On April 27 Paulette and Pat attended the Youth Speaking Up Forum on professional care for LQBTQ2+ youth at Lakehead University in Orillia. It was sponsored by the Gilbert Centre and topics included healthcare, school, housing, families, mental health and employment. The information was excellent and the speakers were knowledgeable and dynamic. One of the organizers is Nelson Morgan and I asked if they would provide some thoughts….
My name is Nelson Morgan. I am 17, Autistic and Queer. I use the pronouns they/them/theirs. My two biggest special interests are writing and activism. I advocate for many issues, but the two that impact me the most are Disability rights and LGBTQ2 rights.

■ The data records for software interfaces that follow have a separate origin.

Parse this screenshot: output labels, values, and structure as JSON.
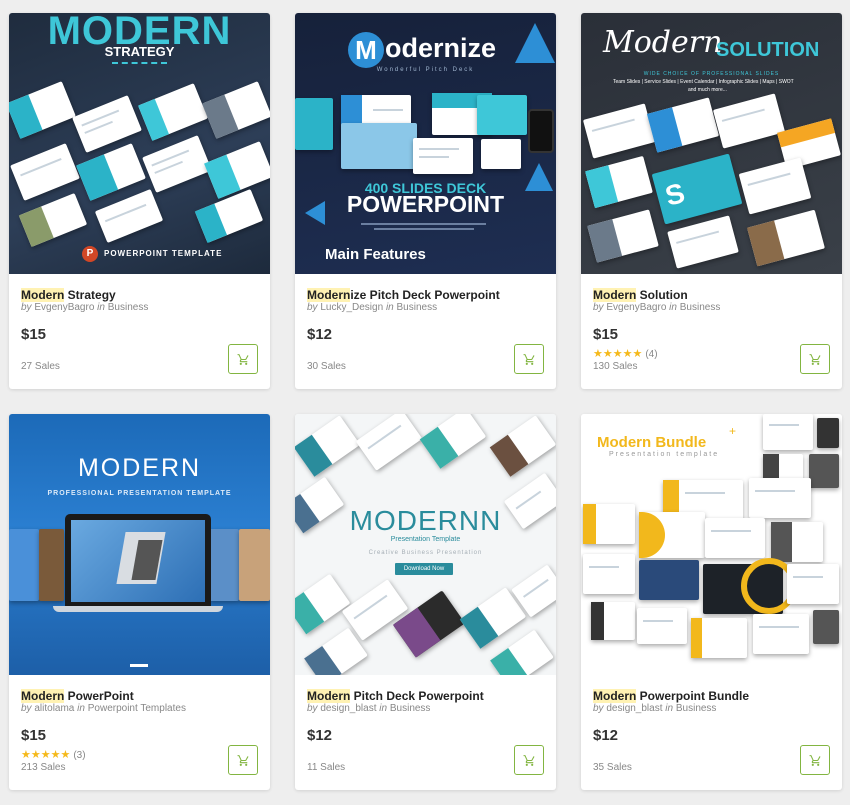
{
  "accent_color": "#82b541",
  "cards": [
    {
      "highlight": "Modern",
      "title_rest": " Strategy",
      "author": "EvgenyBagro",
      "category": "Business",
      "price": "$15",
      "sales": "27 Sales",
      "thumb": {
        "heading": "MODERN",
        "sub": "STRATEGY",
        "footer": "POWERPOINT TEMPLATE"
      }
    },
    {
      "highlight": "Modern",
      "title_rest": "ize Pitch Deck Powerpoint",
      "author": "Lucky_Design",
      "category": "Business",
      "price": "$12",
      "sales": "30 Sales",
      "thumb": {
        "logo": "M",
        "heading": "odernize",
        "sub": "Wonderful Pitch Deck",
        "banner1": "400 SLIDES DECK",
        "banner2": "POWERPOINT",
        "footer": "Main Features"
      }
    },
    {
      "highlight": "Modern",
      "title_rest": " Solution",
      "author": "EvgenyBagro",
      "category": "Business",
      "price": "$15",
      "rating": 5,
      "rating_count": "(4)",
      "sales": "130 Sales",
      "thumb": {
        "heading": "Modern",
        "heading2": "SOLUTION",
        "sub": "WIDE CHOICE OF PROFESSIONAL SLIDES",
        "line1": "Team Slides | Service Slides | Event Calendar | Infographic Slides | Maps | SWOT",
        "line2": "and much more..."
      }
    },
    {
      "highlight": "Modern",
      "title_rest": " PowerPoint",
      "author": "alitolama",
      "category": "Powerpoint Templates",
      "price": "$15",
      "rating": 5,
      "rating_count": "(3)",
      "sales": "213 Sales",
      "thumb": {
        "heading": "MODERN",
        "sub": "PROFESSIONAL PRESENTATION TEMPLATE"
      }
    },
    {
      "highlight": "Modern",
      "title_rest": " Pitch Deck Powerpoint",
      "author": "design_blast",
      "category": "Business",
      "price": "$12",
      "sales": "11 Sales",
      "thumb": {
        "heading": "MODERNN",
        "sub": "Presentation Template",
        "tagline": "Creative Business Presentation",
        "button": "Download Now"
      }
    },
    {
      "highlight": "Modern",
      "title_rest": " Powerpoint Bundle",
      "author": "design_blast",
      "category": "Business",
      "price": "$12",
      "sales": "35 Sales",
      "thumb": {
        "heading": "Modern Bundle",
        "sub": "Presentation template"
      }
    }
  ]
}
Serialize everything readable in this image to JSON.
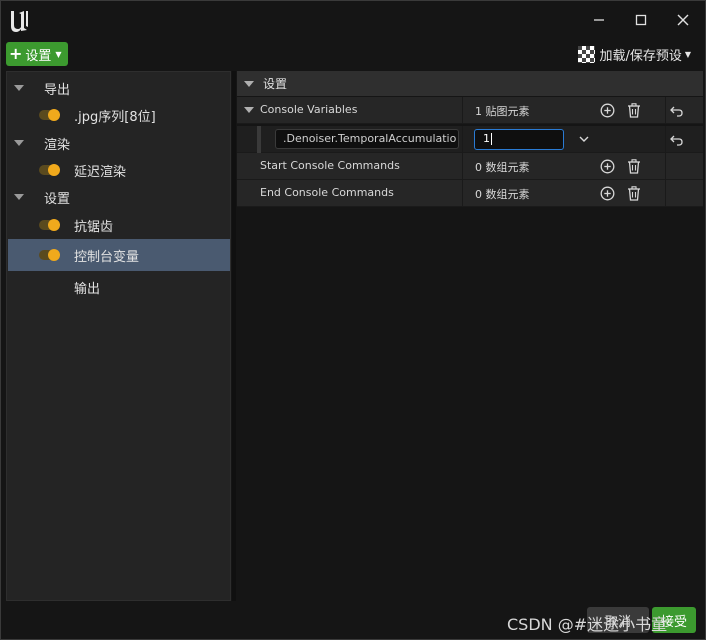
{
  "window": {
    "minimize_icon": "minimize-icon",
    "maximize_icon": "maximize-icon",
    "close_icon": "close-icon",
    "logo": "unreal-logo"
  },
  "toolbar": {
    "settings_label": "设置",
    "preset_label": "加载/保存预设"
  },
  "left_tree": {
    "items": [
      {
        "label": "导出",
        "type": "category"
      },
      {
        "label": ".jpg序列[8位]",
        "type": "setting",
        "enabled": true
      },
      {
        "label": "渲染",
        "type": "category"
      },
      {
        "label": "延迟渲染",
        "type": "setting",
        "enabled": true
      },
      {
        "label": "设置",
        "type": "category"
      },
      {
        "label": "抗锯齿",
        "type": "setting",
        "enabled": true
      },
      {
        "label": "控制台变量",
        "type": "setting",
        "enabled": true,
        "selected": true
      },
      {
        "label": "输出",
        "type": "setting"
      }
    ]
  },
  "details": {
    "section_title": "设置",
    "console_variables": {
      "name": "Console Variables",
      "value": "1 贴图元素"
    },
    "cvar_entry": {
      "key": ".Denoiser.TemporalAccumulatio",
      "value": "1"
    },
    "start_commands": {
      "name": "Start Console Commands",
      "value": "0 数组元素"
    },
    "end_commands": {
      "name": "End Console Commands",
      "value": "0 数组元素"
    }
  },
  "footer": {
    "watermark": "CSDN @#迷途小书童",
    "cancel_label": "取消",
    "accept_label": "接受"
  },
  "colors": {
    "accent_green": "#3c9a2f",
    "toggle_on": "#f0a91c",
    "selected_row": "#4a5a70",
    "focus_border": "#2a7bd4"
  }
}
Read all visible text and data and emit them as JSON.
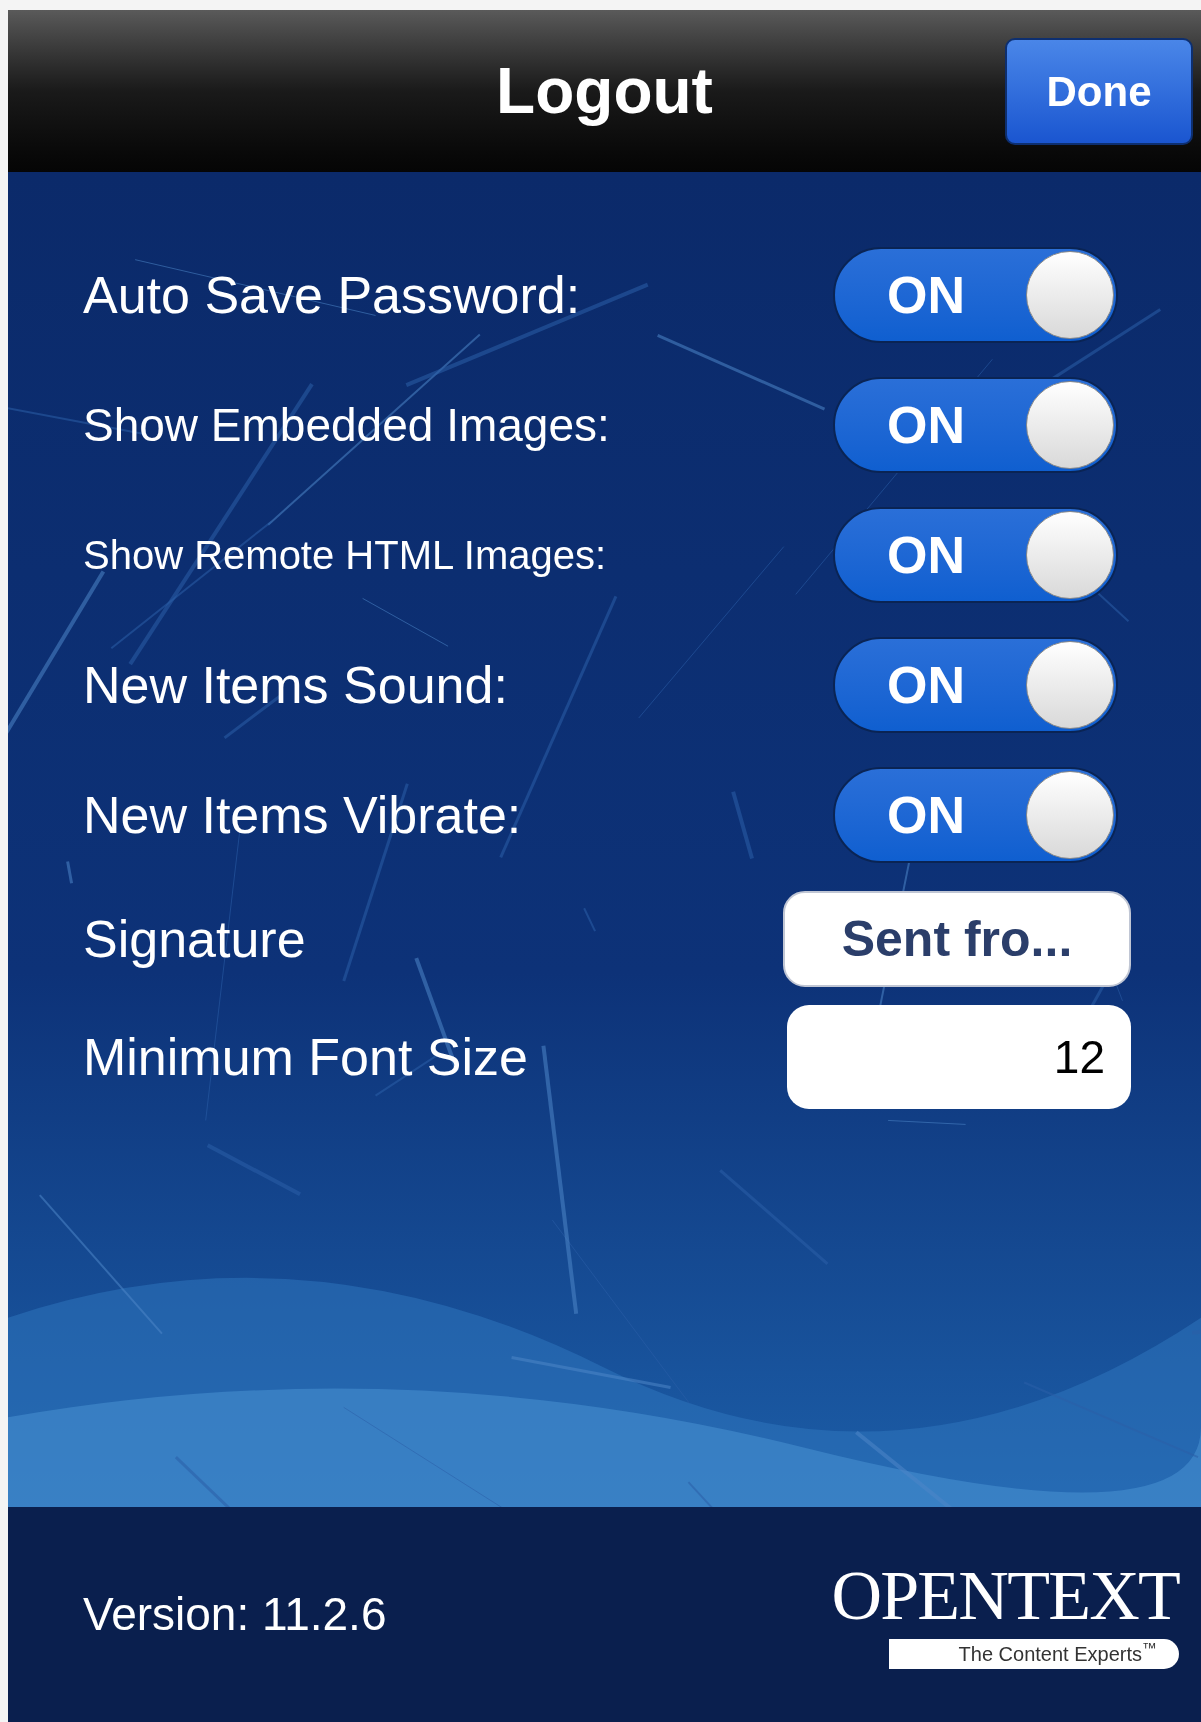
{
  "nav_bar": {
    "title": "Logout",
    "done_button": "Done"
  },
  "settings": [
    {
      "kind": "toggle",
      "label": "Auto Save Password:",
      "value": "ON",
      "on": true
    },
    {
      "kind": "toggle",
      "label": "Show Embedded Images:",
      "value": "ON",
      "on": true
    },
    {
      "kind": "toggle",
      "label": "Show Remote HTML Images:",
      "value": "ON",
      "on": true
    },
    {
      "kind": "toggle",
      "label": "New Items Sound:",
      "value": "ON",
      "on": true
    },
    {
      "kind": "toggle",
      "label": "New Items Vibrate:",
      "value": "ON",
      "on": true
    },
    {
      "kind": "button",
      "label": "Signature",
      "value": "Sent fro..."
    },
    {
      "kind": "field",
      "label": "Minimum Font Size",
      "value": "12"
    }
  ],
  "footer": {
    "version": "Version: 11.2.6",
    "logo": {
      "name": "OPENTEXT",
      "tagline": "The Content Experts$^{™}$"
    }
  }
}
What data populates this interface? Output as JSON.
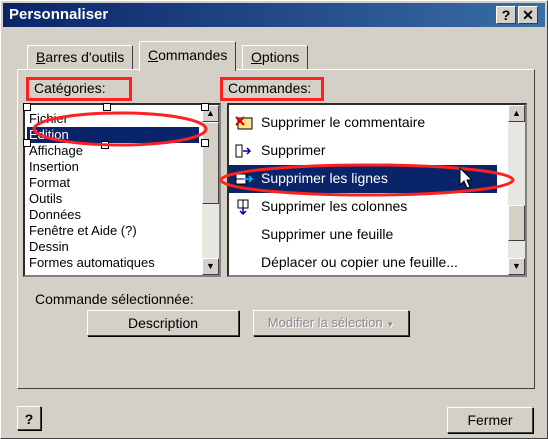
{
  "window": {
    "title": "Personnaliser",
    "help_glyph": "?",
    "close_glyph": "✕"
  },
  "tabs": [
    {
      "label": "Barres d'outils",
      "underline": "B",
      "rest": "arres d'outils"
    },
    {
      "label": "Commandes",
      "underline": "C",
      "rest": "ommandes"
    },
    {
      "label": "Options",
      "underline": "O",
      "rest": "ptions"
    }
  ],
  "categories": {
    "label": "Catégories:",
    "items": [
      "Fichier",
      "Edition",
      "Affichage",
      "Insertion",
      "Format",
      "Outils",
      "Données",
      "Fenêtre et Aide (?)",
      "Dessin",
      "Formes automatiques"
    ],
    "selected": "Edition"
  },
  "commands": {
    "label": "Commandes:",
    "items": [
      {
        "label": "Supprimer le commentaire",
        "icon": "delete-comment-icon"
      },
      {
        "label": "Supprimer",
        "icon": "delete-icon"
      },
      {
        "label": "Supprimer les lignes",
        "icon": "delete-rows-icon"
      },
      {
        "label": "Supprimer les colonnes",
        "icon": "delete-columns-icon"
      },
      {
        "label": "Supprimer une feuille",
        "icon": ""
      },
      {
        "label": "Déplacer ou copier une feuille...",
        "icon": ""
      }
    ],
    "selected": "Supprimer les lignes"
  },
  "selected_command": {
    "label": "Commande sélectionnée:",
    "description_button": "Description",
    "modify_button": "Modifier la sélection"
  },
  "footer": {
    "close_button": "Fermer"
  },
  "colors": {
    "highlight": "#0a246a",
    "annotation": "#ff2020",
    "face": "#d4d0c8"
  }
}
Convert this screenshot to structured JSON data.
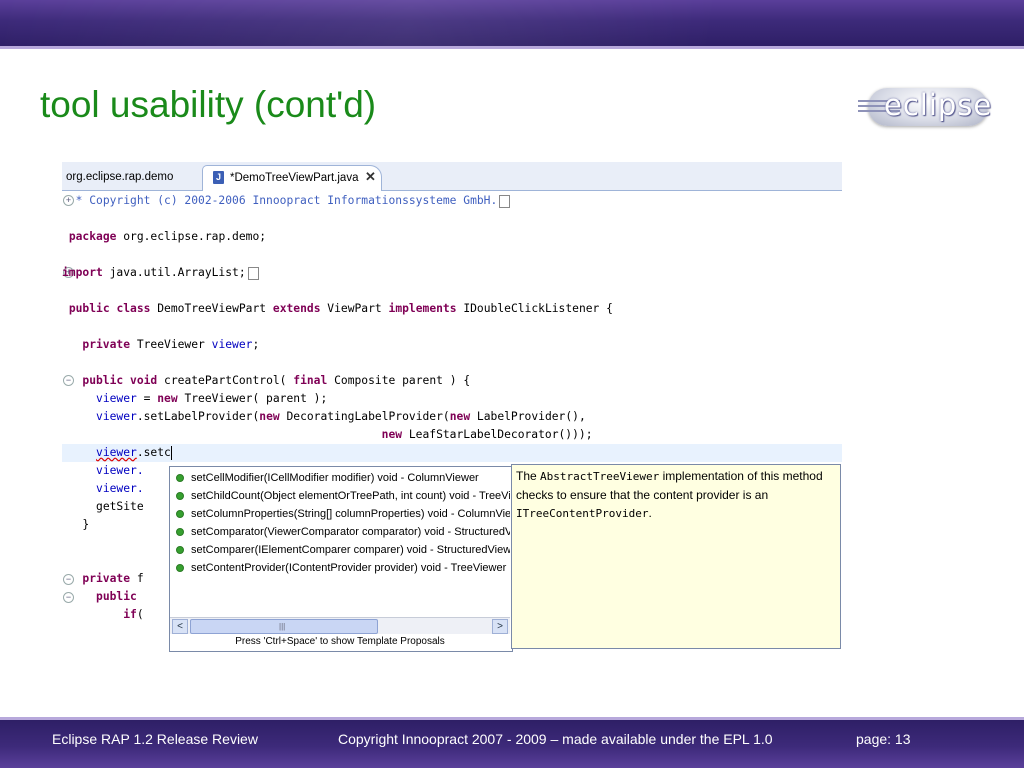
{
  "slide": {
    "title": "tool usability (cont'd)",
    "logo_text": "eclipse"
  },
  "ide": {
    "tabs": [
      {
        "label": "org.eclipse.rap.demo",
        "active": false
      },
      {
        "label": "*DemoTreeViewPart.java",
        "active": true,
        "icon": "java-file-icon",
        "close": "✕"
      }
    ]
  },
  "code_lines": {
    "l1": "* Copyright (c) 2002-2006 Innoopract Informationssysteme GmbH.",
    "l2_kw": "package",
    "l2_rest": " org.eclipse.rap.demo;",
    "l3_kw": "import",
    "l3_rest": " java.util.ArrayList;",
    "l4_kw1": "public",
    "l4_kw2": "class",
    "l4_name": " DemoTreeViewPart ",
    "l4_kw3": "extends",
    "l4_mid": " ViewPart ",
    "l4_kw4": "implements",
    "l4_end": " IDoubleClickListener {",
    "l5_kw": "private",
    "l5_type": " TreeViewer ",
    "l5_fld": "viewer",
    "l5_end": ";",
    "l6_kw1": "public",
    "l6_kw2": "void",
    "l6_mid": " createPartControl( ",
    "l6_kw3": "final",
    "l6_end": " Composite parent ) {",
    "l7_fld": "viewer",
    "l7_mid": " = ",
    "l7_kw": "new",
    "l7_end": " TreeViewer( parent );",
    "l8_fld": "viewer",
    "l8_mid": ".setLabelProvider(",
    "l8_kw": "new",
    "l8_mid2": " DecoratingLabelProvider(",
    "l8_kw2": "new",
    "l8_end": " LabelProvider(),",
    "l9_kw": "new",
    "l9_end": " LeafStarLabelDecorator()));",
    "l10_fld": "viewer",
    "l10_end": ".setc",
    "l11": "viewer.",
    "l12": "viewer.",
    "l13": "getSite",
    "l14": "}",
    "l15_kw": "private",
    "l15_end": " f",
    "l16_kw": "public",
    "l17_kw": "if",
    "l17_end": "("
  },
  "assist": {
    "items": [
      "setCellModifier(ICellModifier modifier)  void - ColumnViewer",
      "setChildCount(Object elementOrTreePath, int count)  void - TreeViewer",
      "setColumnProperties(String[] columnProperties)  void - ColumnViewer",
      "setComparator(ViewerComparator comparator)  void - StructuredViewer",
      "setComparer(IElementComparer comparer)  void - StructuredViewer",
      "setContentProvider(IContentProvider provider)  void - TreeViewer"
    ],
    "footer": "Press 'Ctrl+Space' to show Template Proposals",
    "scroll_left": "<",
    "scroll_right": ">",
    "scroll_grip": "|||"
  },
  "doc": {
    "p1": "The ",
    "p2": "AbstractTreeViewer",
    "p3": " implementation of this method checks to ensure that the content provider is an ",
    "p4": "ITreeContentProvider",
    "p5": "."
  },
  "footer": {
    "left": "Eclipse RAP 1.2 Release Review",
    "center": "Copyright Innoopract 2007 - 2009  – made available under the EPL 1.0",
    "right": "page: 13"
  },
  "colors": {
    "title": "#1a8a1a",
    "keyword": "#7f0055",
    "field": "#0000c0",
    "comment": "#3f5fbf",
    "banner": "#3d2a7a"
  }
}
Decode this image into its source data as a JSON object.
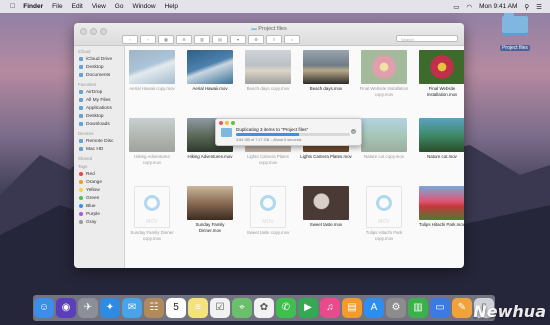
{
  "menubar": {
    "apple_icon": "apple-icon",
    "items": [
      "Finder",
      "File",
      "Edit",
      "View",
      "Go",
      "Window",
      "Help"
    ],
    "clock": "Mon 9:41 AM"
  },
  "desktop": {
    "folder_label": "Project files"
  },
  "window": {
    "title": "Project files",
    "search_placeholder": "Search",
    "sidebar": {
      "sections": [
        {
          "header": "iCloud",
          "items": [
            "iCloud Drive",
            "Desktop",
            "Documents"
          ]
        },
        {
          "header": "Favorites",
          "items": [
            "AirDrop",
            "All My Files",
            "Applications",
            "Desktop",
            "Downloads"
          ]
        },
        {
          "header": "Devices",
          "items": [
            "Remote Disc",
            "Mac HD"
          ]
        },
        {
          "header": "Shared",
          "items": []
        }
      ],
      "tags_header": "Tags",
      "tags": [
        {
          "name": "Red",
          "color": "#e64545"
        },
        {
          "name": "Orange",
          "color": "#f39c2b"
        },
        {
          "name": "Yellow",
          "color": "#f2d33c"
        },
        {
          "name": "Green",
          "color": "#4cc052"
        },
        {
          "name": "Blue",
          "color": "#3a8ee6"
        },
        {
          "name": "Purple",
          "color": "#a25ed0"
        },
        {
          "name": "Gray",
          "color": "#9a9a9a"
        }
      ]
    },
    "files": [
      {
        "name": "Aerial Hawaii copy.mov",
        "kind": "ocean",
        "copy": true
      },
      {
        "name": "Aerial Hawaii.mov",
        "kind": "ocean",
        "copy": false
      },
      {
        "name": "Beach days copy.mov",
        "kind": "beach",
        "copy": true
      },
      {
        "name": "Beach days.mov",
        "kind": "beach",
        "copy": false
      },
      {
        "name": "Final Website Installation copy.mov",
        "kind": "flower",
        "copy": true
      },
      {
        "name": "Final Website Installation.mov",
        "kind": "flower",
        "copy": false
      },
      {
        "name": "Hiking Adventures copy.mov",
        "kind": "hike",
        "copy": true
      },
      {
        "name": "Hiking Adventures.mov",
        "kind": "hike",
        "copy": false
      },
      {
        "name": "Lights Camera Plates copy.mov",
        "kind": "food",
        "copy": true
      },
      {
        "name": "Lights Camera Plates.mov",
        "kind": "food",
        "copy": false
      },
      {
        "name": "Nature cut copy.mov",
        "kind": "nature",
        "copy": true
      },
      {
        "name": "Nature cut.mov",
        "kind": "nature",
        "copy": false
      },
      {
        "name": "Sunday Family Dinner copy.mov",
        "kind": "qt",
        "copy": true
      },
      {
        "name": "Sunday Family Dinner.mov",
        "kind": "dinner",
        "copy": false
      },
      {
        "name": "Sweet taste copy.mov",
        "kind": "qt",
        "copy": true
      },
      {
        "name": "Sweet taste.mov",
        "kind": "sweet",
        "copy": false
      },
      {
        "name": "Tulips Hitachi Park copy.mov",
        "kind": "qt",
        "copy": true
      },
      {
        "name": "Tulips Hitachi Park.mov",
        "kind": "tulips",
        "copy": false
      }
    ],
    "qt_label": "MOV"
  },
  "progress": {
    "text": "Duplicating 3 items to \"Project files\"",
    "fraction": 0.55,
    "status": "3.64 GB of 7.17 GB – About 5 seconds"
  },
  "dock": {
    "icons": [
      "finder-icon",
      "siri-icon",
      "launchpad-icon",
      "safari-icon",
      "mail-icon",
      "contacts-icon",
      "calendar-icon",
      "notes-icon",
      "reminders-icon",
      "maps-icon",
      "photos-icon",
      "messages-icon",
      "facetime-icon",
      "itunes-icon",
      "ibooks-icon",
      "appstore-icon",
      "preferences-icon",
      "numbers-icon",
      "keynote-icon",
      "pages-icon",
      "trash-icon"
    ],
    "calendar_day": "5"
  },
  "watermark": "Newhua"
}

I am very proud that I am able to combine my interests in writing and activism through my work at the Gilbert Centre. The Gilbert Centre works to serve the LGBTQ2 community of Simcoe Country through offering many different programs and services. Among other roles there, I am personally a part of the Youth Board which runs events and programs by and for LGBTQ2 youth – most recently, a Youth Speaking Up! Forum.
The Forum was a one day conference aimed at LGBTQ2 youth and service providers who worked with them, to educate about current issues facing LGBTQ2 youth and how providers can build safer spaces for them. Topics covered included Education, Medical Care, Mental Health, Housing, Work, and Families.
My role in the Forum was that of a primary speaker – I spoke with a co-host about Education and Medical Care – and of a session leader, where I and a co-facilitator lead a discussion about the morning’s speeches and brainstormed with participants about how they could make their places of work more LGBTQ2 friendly.
As our first Forum, I felt that it went pretty well. We were on a tight time crunch to produce the event, and therefore were not able to reach as many participants as we may have otherwise liked to, but we had a decent turn out. I hope that this is an event the Youth Board is able to repeat again in later years, and I expect that will see a larger amount of participants.
The message that the Forum was attempting to instill was really one word: Respect. Respect is the key to inclusion, to safer spaces, to equality. Respect allows you to learn from one another, and to change potentially negative ways of thinking into positive ones. Respect allows you to see someone who is different from you, and still treat them right. And that was our mission at the Forum – to educate about different topics, of course, but mostly to convey that if you have an attitude of respect, you can learn everything else you need.